A stable market in the future does not come without consequences. The continuation of foreclosures will not only hurt the housing market, but it will also have an adverse affect on the overall economy. The Mortgage modification program was supposed to lower homeowner’s monthly payments by 31%. The program was a complete failure and many homeowners have been misinformed.  Laurie Goodman of Amherst Securities said in a statement, “What they have now realized is there are a lot of borrowers who can’t be saved and have to be moved through the foreclosure process.”

This will be a hard fact to address to the American people. There will be a lot of animosity and many will feel left out. There are however, alternative options to foreclosure. The most popular and less damaging is the short sale.

Southern California based Housing Assist of America has made quite an impact on the short sale market. They are among the nation’s best negotiators and have over a 90% percent success rate. Typically in a short sale the lender will accept less than what you owe on the property and in most cases forgive the left over balance. The consequences are significantly less detrimental to the homeowner’s credit and financial situation than that in a foreclosure. Housing Assist of America has recently made an alliance with tax powerhouse H&R Block. Together, they educate at risk homeowners on short sales and tax ramifications. There scheduled to host a free seminar next week in Culver City, a hard hit  suburb of Los Angeles. As the foreclosures in the nation increase so do the opportunities for scammers. When the loan modification wave hit, several fly by night firms starting collection retainer fees from homeowners, only to yield no results. Other signs to watch out for include companies that promise results and charge an upfront fee. Banks do not charge there clients to modify or short sale there homes.

In this vulnerable time it’s important to be vigilant to what your options are. The government has made it clear that foreclosures will continue and everyone who falls into that category will inevitably fall into it, one way or the other. From a homeowner’s perspective, the best option is to accept the demise and seek out the best exit strategy. For those who are still holding on to hope or speculation, this message from the top should clearly define the future housing forecast.

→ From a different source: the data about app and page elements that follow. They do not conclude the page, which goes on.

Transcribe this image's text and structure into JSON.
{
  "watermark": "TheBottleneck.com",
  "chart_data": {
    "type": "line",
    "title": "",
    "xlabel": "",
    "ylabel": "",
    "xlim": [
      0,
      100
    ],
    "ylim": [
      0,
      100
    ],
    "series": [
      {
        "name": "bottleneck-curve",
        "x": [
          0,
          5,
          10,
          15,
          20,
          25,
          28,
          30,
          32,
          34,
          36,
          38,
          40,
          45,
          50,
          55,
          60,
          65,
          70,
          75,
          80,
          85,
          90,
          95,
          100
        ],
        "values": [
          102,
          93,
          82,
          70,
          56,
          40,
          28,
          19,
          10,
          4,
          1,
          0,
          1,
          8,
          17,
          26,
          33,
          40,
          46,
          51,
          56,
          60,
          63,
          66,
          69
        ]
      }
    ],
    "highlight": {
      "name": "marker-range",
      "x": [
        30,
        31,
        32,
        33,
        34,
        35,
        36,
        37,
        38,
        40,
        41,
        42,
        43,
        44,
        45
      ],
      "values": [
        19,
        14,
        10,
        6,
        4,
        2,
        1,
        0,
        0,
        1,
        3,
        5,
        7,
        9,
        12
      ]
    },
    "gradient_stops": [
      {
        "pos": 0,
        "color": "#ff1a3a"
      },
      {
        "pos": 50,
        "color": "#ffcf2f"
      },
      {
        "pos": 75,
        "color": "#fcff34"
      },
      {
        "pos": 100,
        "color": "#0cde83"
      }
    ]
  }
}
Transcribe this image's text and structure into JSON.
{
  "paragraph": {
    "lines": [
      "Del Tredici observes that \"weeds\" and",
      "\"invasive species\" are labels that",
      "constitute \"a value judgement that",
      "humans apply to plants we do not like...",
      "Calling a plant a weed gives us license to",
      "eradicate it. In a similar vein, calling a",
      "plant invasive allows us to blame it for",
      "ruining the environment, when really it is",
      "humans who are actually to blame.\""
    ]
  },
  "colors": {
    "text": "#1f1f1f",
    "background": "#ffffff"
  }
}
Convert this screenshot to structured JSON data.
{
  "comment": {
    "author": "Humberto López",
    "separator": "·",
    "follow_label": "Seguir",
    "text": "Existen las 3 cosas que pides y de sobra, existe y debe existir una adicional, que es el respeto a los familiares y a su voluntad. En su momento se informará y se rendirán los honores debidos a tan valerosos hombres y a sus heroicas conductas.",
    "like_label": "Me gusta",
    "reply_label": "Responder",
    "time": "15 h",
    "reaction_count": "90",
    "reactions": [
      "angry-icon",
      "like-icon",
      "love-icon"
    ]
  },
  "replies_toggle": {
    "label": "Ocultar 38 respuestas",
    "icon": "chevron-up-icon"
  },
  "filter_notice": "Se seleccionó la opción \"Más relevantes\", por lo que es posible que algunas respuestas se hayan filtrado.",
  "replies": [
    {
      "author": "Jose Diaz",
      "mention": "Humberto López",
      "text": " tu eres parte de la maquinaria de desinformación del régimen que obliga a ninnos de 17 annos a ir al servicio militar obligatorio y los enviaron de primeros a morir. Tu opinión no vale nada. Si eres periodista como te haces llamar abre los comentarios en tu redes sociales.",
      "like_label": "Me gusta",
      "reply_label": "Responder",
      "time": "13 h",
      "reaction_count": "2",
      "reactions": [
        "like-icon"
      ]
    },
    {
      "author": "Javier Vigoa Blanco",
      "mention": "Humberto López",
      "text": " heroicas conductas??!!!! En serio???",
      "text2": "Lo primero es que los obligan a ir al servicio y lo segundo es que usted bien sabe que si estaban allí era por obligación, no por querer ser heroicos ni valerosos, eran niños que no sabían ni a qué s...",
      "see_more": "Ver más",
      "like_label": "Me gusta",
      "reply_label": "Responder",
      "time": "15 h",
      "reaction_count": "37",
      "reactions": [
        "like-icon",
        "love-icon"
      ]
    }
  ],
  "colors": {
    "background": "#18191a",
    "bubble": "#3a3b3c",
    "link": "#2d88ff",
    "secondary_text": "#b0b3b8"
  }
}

“As we near the end of 2010, the housing market remains fragile, and has recently come under renewed pressure from slowing economic growth, weaker employment and foreclosure uncertainties, We believe that it will be a considerable time until the housing market has a sustained recovery.” A chilling statement from Freddie (FMCC) Mac CEO, Charles Haldeman.

Housing Assist Coldwellbanker